2017 Audi Q2 Review - Asian Car Guide
April 25, 2018




2017 Audi Q2 Review

2017 Audi Q2 Review

The all-new Audi Q2 offers two model lines: the 1.4 TFSI design for $41,100 plus on-road-cost and 2.0-litre TDI quattro sport for $47,900 plus ORC. Both models share the sporty seven-speed S-tronic dualclutch automatic transmission as standard.

According to Andrew Doyle, Managing Director of Audi Australia the all-new Q2 will open Audi up to a new range of young and young-at-heart buyers.

The Audi Q2 itself comes in a striking design and palette of colours. Polygonal surfacing design unique to the Q2 in Audi’s line-up complements floatingblade C-pillars for a boxy appearance, but with coupe-like roof line.

While to me, it is not exactly beautiful, it is fresh unique and functional. Inside, the news is almost universally good. The dashboard’s form borrows heavily from the A3, itself a paragon of minimalistic modern chic.

Here the cabin is enlivened further, as part of an illumination package, by smartly appointed inlays with colour-selectable backlighting.

Audi’s excellent virtual cockpit, a configurable screen that replaces conventional dials in the instrument cluster is available as an option, featuring large speedo/tacho, or these can be reduced to allow other drive information feeds as well.

A position-adjustable headup display can be projected onto the windscreen in the driver’s field of view, for safer reading whilst driving. The technik package cost $2,500. Closer tactile inspection reveals some hollow plastic noticeable where higher Audi models would never deign to put them.

Yet, fitting are all close and the all-new-Audi Q2 overall aesthetic is tasteful to give a sophisticated, expensive feel.

The Audi Q2’s clever packaging courtesy of the versatile VW MQB common design platform means it is able to accommodate five adults comfortably and also have a boot only 15 litres smaller than the Q3. In standard configuration, luggage capacity is 405-litres.

With rear seats folded down, its capacity is 1,050-litres. A power tailgate is available as an option. Dimensions in metres are L 4.19, W 1.79, H 1.51 and WB 2.6, with 1.4L TFSI kerb weight of only 1280 Kg, aided by high tensile low weight steel constuction, and drag co-efficient is just 0.3.

Drive assisance options include pedestrian detection, adaptive cruise control with stop/go that can maintain distance behind other vehicles, side ,active lane, cross traffic and parking assist. This turbo-charged 4-cylinder Audi behaves with the eager vigour we have come to expect from the best of its type, moving quickly and enthusiastically up the rev range, whilst emitting a quite pleasant muted growl.

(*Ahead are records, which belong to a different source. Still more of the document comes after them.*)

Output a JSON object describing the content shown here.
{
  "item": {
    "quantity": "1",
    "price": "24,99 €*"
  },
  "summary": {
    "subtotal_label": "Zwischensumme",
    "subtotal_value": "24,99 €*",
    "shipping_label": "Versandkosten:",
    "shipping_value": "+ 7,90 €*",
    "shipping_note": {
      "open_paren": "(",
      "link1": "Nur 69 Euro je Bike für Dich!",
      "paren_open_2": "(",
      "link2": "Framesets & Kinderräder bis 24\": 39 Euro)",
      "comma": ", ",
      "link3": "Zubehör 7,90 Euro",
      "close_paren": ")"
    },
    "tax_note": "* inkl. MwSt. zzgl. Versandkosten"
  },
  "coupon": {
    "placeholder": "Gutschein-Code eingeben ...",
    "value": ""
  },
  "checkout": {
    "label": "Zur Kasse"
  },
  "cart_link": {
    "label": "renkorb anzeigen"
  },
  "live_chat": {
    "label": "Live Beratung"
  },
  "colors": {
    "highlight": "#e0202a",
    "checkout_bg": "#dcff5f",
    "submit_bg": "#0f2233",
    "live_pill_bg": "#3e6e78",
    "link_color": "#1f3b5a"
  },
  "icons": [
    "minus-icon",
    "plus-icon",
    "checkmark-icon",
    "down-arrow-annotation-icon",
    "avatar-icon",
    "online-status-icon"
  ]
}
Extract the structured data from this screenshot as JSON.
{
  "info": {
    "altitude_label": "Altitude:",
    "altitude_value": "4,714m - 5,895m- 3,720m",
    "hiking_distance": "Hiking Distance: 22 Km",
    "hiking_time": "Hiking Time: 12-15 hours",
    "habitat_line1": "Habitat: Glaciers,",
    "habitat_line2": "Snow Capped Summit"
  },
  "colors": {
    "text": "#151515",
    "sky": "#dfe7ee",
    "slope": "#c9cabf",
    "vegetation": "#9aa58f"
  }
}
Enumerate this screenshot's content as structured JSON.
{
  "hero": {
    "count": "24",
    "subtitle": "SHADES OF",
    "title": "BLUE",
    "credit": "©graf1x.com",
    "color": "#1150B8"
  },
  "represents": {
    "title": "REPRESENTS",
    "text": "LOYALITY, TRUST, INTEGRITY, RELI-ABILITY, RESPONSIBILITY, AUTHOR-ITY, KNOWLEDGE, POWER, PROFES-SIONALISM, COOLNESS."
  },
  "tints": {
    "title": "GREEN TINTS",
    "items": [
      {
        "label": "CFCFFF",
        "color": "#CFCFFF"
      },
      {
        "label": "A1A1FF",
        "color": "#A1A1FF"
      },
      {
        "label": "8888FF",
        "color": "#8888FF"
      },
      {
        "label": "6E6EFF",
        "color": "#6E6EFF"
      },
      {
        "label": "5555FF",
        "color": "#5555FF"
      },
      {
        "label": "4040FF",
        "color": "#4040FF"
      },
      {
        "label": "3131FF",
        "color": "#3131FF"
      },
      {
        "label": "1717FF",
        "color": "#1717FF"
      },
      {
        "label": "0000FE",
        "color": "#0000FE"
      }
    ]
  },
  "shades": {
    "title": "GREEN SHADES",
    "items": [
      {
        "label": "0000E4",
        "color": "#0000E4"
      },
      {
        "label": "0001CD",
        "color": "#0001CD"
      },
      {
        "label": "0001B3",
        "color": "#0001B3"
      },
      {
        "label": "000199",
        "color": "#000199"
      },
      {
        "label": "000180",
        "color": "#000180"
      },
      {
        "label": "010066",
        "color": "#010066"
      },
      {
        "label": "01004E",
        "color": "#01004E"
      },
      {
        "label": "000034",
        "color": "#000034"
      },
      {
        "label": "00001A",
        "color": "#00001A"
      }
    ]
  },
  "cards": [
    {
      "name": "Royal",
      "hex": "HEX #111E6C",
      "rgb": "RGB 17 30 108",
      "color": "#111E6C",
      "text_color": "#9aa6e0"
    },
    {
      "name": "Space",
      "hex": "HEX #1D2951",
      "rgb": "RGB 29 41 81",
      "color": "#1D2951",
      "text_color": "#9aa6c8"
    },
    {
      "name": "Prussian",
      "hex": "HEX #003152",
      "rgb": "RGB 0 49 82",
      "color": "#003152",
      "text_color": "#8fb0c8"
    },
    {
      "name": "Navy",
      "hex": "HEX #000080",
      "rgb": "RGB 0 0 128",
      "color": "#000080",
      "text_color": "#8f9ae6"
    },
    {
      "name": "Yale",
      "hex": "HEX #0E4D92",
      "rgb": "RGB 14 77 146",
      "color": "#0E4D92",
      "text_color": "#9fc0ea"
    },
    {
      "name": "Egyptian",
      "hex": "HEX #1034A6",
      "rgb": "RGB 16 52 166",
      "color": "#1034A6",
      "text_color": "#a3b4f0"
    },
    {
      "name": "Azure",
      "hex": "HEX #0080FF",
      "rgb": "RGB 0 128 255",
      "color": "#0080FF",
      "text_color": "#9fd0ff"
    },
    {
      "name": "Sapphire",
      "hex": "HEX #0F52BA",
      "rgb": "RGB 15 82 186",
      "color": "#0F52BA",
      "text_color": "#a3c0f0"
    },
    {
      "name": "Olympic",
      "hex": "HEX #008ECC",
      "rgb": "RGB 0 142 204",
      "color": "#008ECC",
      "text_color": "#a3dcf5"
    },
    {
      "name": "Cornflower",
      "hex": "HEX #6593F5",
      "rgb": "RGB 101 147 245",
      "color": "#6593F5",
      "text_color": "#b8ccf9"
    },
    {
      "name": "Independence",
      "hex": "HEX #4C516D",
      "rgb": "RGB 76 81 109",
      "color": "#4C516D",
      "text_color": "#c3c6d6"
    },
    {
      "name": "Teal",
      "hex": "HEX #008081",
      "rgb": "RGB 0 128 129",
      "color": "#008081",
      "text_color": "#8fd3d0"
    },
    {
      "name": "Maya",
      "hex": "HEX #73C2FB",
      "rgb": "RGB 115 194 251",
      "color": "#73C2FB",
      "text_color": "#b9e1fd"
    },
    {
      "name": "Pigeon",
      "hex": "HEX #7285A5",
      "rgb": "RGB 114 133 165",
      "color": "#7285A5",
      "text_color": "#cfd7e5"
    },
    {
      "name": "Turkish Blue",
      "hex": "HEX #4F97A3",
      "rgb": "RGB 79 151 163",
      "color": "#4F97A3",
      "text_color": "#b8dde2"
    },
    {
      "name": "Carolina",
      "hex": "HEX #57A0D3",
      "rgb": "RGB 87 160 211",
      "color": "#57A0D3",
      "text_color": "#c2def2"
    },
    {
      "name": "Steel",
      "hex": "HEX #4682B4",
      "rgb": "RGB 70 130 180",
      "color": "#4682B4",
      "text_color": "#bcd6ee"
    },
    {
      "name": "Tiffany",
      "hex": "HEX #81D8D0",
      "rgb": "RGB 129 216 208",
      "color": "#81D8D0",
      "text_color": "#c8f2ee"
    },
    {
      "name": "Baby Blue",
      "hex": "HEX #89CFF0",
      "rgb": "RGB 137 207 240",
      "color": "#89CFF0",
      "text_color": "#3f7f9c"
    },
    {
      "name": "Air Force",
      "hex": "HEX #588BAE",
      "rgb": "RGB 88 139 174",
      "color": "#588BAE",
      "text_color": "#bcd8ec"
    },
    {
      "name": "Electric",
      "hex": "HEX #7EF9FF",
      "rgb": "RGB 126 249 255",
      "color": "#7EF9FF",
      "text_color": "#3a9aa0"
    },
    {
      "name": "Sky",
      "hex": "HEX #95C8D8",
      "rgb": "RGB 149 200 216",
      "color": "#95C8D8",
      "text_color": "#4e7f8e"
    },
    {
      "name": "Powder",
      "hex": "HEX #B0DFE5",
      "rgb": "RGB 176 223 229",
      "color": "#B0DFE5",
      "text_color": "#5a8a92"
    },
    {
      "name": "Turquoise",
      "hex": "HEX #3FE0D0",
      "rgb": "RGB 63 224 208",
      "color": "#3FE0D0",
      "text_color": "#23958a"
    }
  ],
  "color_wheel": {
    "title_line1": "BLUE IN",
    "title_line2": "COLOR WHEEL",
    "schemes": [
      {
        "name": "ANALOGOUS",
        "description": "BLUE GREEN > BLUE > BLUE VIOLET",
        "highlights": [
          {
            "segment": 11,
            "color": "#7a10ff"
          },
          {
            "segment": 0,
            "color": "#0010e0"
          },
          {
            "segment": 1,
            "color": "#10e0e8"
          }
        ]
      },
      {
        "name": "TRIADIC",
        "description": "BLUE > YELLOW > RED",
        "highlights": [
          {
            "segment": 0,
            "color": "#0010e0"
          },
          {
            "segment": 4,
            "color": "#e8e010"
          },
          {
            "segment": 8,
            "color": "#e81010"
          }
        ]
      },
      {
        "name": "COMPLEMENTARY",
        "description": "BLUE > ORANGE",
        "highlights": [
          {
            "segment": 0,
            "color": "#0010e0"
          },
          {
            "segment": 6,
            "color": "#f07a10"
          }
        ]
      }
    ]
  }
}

The 2.0-litre TDI quattro test car responds promptly and linearly to a request for acceleration and shows little struggle even on the uphill. Body control is disciplined whilst turn-in is sharp, and grip levels inspire confidence.

I would describe the Q2 as nimble and entertaining to drive.

More importantly, the compact SUV communicates conditions from it’s four wheels with clarity. Ride quality is solid and comfortable.

Together with the customarily good level of visibility inherent in SUVs, the Q2 is effortless to place in tighter settings, be it narrow lanes or a mountain/country drive swarming with cyclists.

With no shortage of compact SUVs on the market, the all-new-Audi Q2’s success is contingent on its ability to marry a superior premium feel with citybiased SUV virtues of practically, modern technology and dynamic competence, and we think that based on these criteria, the Q2 is a formidable component of Audi’s compact SUV stable.